“The process will begin this weekend though the pace of the introduction may vary from diocese to diocese and indeed from parish to parish,” Fr Andrew McKenzie, secretary of the Liturgy commission, told the SCO this week.
In addition to changes in the English Mass translation—that will affect the recitation of the Gloria, the Creed and the various responses—the Scottish bishops are also placing increased emphasis on posture and gesture during the Mass to endure synchronicity among parishes nationwide.
Among changes to gesture, during the Confiteor the Faithful will now be encouraged to return to the practice of striking their breast as they say ‘through my fault, my fault, through my most grievous fault,’ as occurs in the Gospel of Luke during the parable of the Pharisee and the tax collector.
In the majority of Scottish parishes preparing to adopt the new Missal translation there will be cards and leaflets available to the congregation providing further details of the changes.

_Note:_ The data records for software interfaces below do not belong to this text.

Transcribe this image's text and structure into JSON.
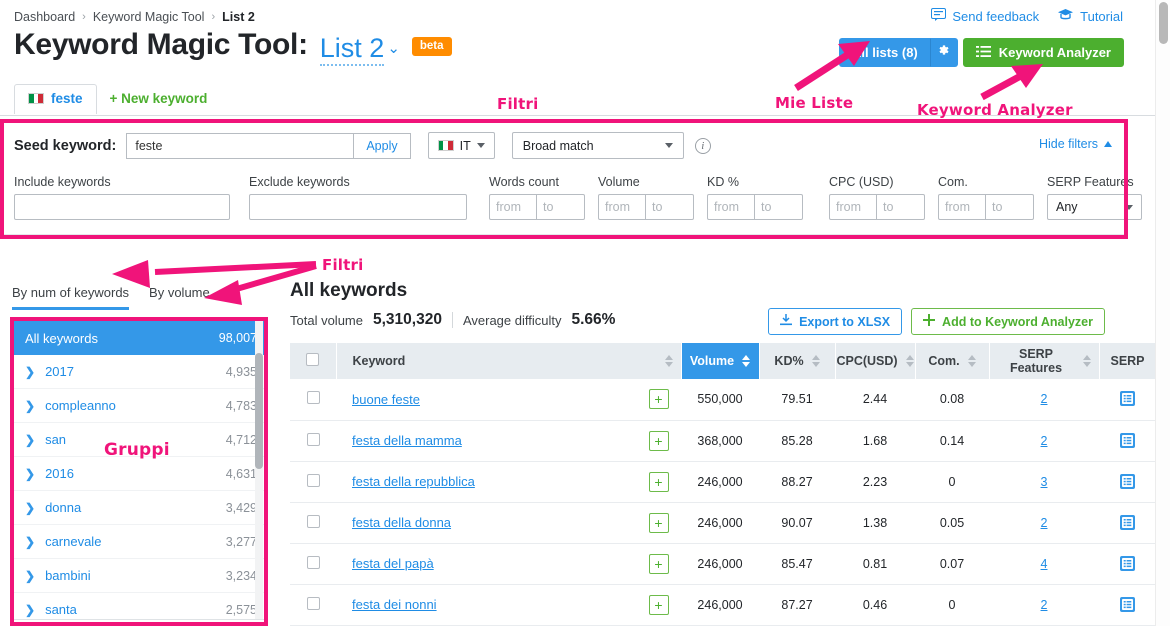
{
  "breadcrumb": {
    "items": [
      "Dashboard",
      "Keyword Magic Tool",
      "List 2"
    ],
    "separator": "›"
  },
  "toplinks": {
    "feedback": "Send feedback",
    "tutorial": "Tutorial"
  },
  "header": {
    "title": "Keyword Magic Tool:",
    "list_name": "List 2",
    "beta": "beta",
    "all_lists": "All lists (8)",
    "keyword_analyzer": "Keyword Analyzer"
  },
  "tabs": {
    "active": "feste",
    "new_keyword": "+ New keyword"
  },
  "filters": {
    "seed_label": "Seed keyword:",
    "seed_value": "feste",
    "apply": "Apply",
    "language": "IT",
    "match_type": "Broad match",
    "hide_filters": "Hide filters",
    "include_label": "Include keywords",
    "include_value": "",
    "exclude_label": "Exclude keywords",
    "exclude_value": "",
    "words_count_label": "Words count",
    "volume_label": "Volume",
    "kd_label": "KD %",
    "cpc_label": "CPC (USD)",
    "com_label": "Com.",
    "serp_features_label": "SERP Features",
    "serp_features_value": "Any",
    "range_from_placeholder": "from",
    "range_to_placeholder": "to",
    "clear_label": "✕"
  },
  "sidebar": {
    "tabs": [
      {
        "label": "By num of keywords",
        "active": true
      },
      {
        "label": "By volume",
        "active": false
      }
    ],
    "all_keywords_label": "All keywords",
    "all_keywords_count": "98,007",
    "groups": [
      {
        "name": "2017",
        "count": "4,935"
      },
      {
        "name": "compleanno",
        "count": "4,783"
      },
      {
        "name": "san",
        "count": "4,712"
      },
      {
        "name": "2016",
        "count": "4,631"
      },
      {
        "name": "donna",
        "count": "3,429"
      },
      {
        "name": "carnevale",
        "count": "3,277"
      },
      {
        "name": "bambini",
        "count": "3,234"
      },
      {
        "name": "santa",
        "count": "2,575"
      }
    ]
  },
  "main": {
    "heading": "All keywords",
    "total_volume_label": "Total volume",
    "total_volume_value": "5,310,320",
    "avg_difficulty_label": "Average difficulty",
    "avg_difficulty_value": "5.66%",
    "export_button": "Export to XLSX",
    "add_button": "Add to Keyword Analyzer",
    "columns": [
      "Keyword",
      "Volume",
      "KD%",
      "CPC(USD)",
      "Com.",
      "SERP Features",
      "SERP"
    ],
    "sorted_column": "Volume",
    "rows": [
      {
        "keyword": "buone feste",
        "volume": "550,000",
        "kd": "79.51",
        "cpc": "2.44",
        "com": "0.08",
        "serp_features": "2"
      },
      {
        "keyword": "festa della mamma",
        "volume": "368,000",
        "kd": "85.28",
        "cpc": "1.68",
        "com": "0.14",
        "serp_features": "2"
      },
      {
        "keyword": "festa della repubblica",
        "volume": "246,000",
        "kd": "88.27",
        "cpc": "2.23",
        "com": "0",
        "serp_features": "3"
      },
      {
        "keyword": "festa della donna",
        "volume": "246,000",
        "kd": "90.07",
        "cpc": "1.38",
        "com": "0.05",
        "serp_features": "2"
      },
      {
        "keyword": "festa del papà",
        "volume": "246,000",
        "kd": "85.47",
        "cpc": "0.81",
        "com": "0.07",
        "serp_features": "4"
      },
      {
        "keyword": "festa dei nonni",
        "volume": "246,000",
        "kd": "87.27",
        "cpc": "0.46",
        "com": "0",
        "serp_features": "2"
      }
    ]
  },
  "annotations": {
    "filtri_top": "Filtri",
    "filtri_side": "Filtri",
    "mie_liste": "Mie Liste",
    "keyword_analyzer": "Keyword Analyzer",
    "gruppi": "Gruppi",
    "color": "#f0147a"
  }
}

“I hope that the new translation will enhance our appreciation of the Church’s Liturgy leading us to reflect more deeply on the words we use in the celebration of our Faith,” Fr McKenzie said.
—Read Archbishop Conti’s comments in full online at http://www.sconews.co.uk/opinion/11834/archbishop-new-missal/
—Resources at http://www.romanmissalscotland.org.uk